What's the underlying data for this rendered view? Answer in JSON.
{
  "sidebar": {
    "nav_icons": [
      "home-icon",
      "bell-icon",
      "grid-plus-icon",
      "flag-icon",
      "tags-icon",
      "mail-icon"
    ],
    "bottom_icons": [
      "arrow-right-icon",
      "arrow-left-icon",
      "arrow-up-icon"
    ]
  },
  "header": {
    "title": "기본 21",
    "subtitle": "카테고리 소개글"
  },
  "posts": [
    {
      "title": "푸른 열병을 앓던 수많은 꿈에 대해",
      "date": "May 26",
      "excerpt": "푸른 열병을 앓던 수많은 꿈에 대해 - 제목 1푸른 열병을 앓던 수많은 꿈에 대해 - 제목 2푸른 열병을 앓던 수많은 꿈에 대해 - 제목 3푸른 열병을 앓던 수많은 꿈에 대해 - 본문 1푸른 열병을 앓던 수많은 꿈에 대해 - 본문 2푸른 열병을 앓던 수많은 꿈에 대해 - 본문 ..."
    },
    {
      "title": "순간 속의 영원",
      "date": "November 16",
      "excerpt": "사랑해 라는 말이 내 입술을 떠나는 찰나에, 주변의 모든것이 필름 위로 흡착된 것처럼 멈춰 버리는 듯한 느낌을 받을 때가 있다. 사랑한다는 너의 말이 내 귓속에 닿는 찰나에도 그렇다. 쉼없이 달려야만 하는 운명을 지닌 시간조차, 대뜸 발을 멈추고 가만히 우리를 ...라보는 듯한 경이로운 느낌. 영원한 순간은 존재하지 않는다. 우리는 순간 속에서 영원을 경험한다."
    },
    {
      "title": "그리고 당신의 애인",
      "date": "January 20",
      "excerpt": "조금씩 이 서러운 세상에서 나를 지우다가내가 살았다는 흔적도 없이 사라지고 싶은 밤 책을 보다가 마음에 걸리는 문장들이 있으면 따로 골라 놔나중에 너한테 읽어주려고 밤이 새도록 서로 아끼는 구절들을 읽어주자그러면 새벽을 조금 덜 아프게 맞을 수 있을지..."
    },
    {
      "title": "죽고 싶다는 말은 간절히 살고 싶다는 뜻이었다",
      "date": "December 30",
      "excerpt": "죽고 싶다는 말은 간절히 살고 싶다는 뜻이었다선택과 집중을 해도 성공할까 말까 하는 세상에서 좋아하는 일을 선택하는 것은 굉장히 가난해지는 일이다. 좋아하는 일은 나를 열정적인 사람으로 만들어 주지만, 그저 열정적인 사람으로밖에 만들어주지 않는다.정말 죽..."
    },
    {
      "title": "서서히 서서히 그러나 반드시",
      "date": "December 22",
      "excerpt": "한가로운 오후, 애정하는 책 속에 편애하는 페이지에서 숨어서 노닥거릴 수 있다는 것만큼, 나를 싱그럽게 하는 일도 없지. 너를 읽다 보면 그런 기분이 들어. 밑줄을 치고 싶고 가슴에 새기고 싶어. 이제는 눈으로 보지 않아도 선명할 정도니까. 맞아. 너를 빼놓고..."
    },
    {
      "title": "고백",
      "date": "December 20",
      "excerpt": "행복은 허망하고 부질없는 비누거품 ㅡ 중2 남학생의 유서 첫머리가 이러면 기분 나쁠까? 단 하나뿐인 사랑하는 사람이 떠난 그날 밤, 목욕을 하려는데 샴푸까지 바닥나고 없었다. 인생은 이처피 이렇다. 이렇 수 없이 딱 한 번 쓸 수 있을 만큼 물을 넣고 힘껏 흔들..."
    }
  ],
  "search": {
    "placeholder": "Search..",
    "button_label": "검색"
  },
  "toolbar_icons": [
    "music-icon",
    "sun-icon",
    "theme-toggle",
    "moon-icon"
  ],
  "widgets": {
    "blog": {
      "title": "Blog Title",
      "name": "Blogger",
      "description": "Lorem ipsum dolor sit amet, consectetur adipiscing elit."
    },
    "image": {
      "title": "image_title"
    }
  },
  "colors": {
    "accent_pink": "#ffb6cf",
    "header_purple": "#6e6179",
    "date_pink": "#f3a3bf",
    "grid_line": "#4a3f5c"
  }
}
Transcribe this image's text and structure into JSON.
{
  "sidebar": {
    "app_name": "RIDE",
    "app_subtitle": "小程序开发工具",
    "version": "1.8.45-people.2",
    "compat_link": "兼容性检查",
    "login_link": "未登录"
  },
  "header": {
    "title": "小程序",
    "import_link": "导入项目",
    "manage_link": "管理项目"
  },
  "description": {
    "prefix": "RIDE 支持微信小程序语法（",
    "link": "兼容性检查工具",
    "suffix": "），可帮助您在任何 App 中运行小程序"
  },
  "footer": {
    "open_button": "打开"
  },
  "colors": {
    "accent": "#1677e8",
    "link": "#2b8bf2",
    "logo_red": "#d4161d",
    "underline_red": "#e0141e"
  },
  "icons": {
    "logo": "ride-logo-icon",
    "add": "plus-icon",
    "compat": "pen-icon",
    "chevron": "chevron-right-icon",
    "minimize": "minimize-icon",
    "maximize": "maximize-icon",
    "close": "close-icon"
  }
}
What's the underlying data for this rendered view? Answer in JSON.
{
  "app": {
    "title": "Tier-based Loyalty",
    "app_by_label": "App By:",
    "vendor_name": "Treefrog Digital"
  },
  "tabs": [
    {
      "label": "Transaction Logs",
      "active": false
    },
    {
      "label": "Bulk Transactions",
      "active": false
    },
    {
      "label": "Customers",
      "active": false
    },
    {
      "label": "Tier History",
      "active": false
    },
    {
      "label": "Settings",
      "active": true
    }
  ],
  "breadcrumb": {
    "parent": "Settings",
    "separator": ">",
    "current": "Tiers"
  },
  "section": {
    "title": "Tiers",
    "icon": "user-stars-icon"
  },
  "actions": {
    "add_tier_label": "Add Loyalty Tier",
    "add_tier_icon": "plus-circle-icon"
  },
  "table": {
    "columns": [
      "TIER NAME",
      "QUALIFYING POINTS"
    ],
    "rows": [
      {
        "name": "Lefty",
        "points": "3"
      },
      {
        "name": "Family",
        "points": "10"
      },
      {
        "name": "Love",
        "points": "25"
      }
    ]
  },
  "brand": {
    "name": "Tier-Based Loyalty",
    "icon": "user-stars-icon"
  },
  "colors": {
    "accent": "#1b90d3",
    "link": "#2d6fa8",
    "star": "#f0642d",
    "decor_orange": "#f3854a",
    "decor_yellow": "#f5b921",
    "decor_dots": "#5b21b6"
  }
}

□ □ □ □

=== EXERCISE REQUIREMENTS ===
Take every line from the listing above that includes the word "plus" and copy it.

=== RESPONSE ===
      "grid-plus-icon",
    "add": "plus-icon",
    "add_tier_icon": "plus-circle-icon"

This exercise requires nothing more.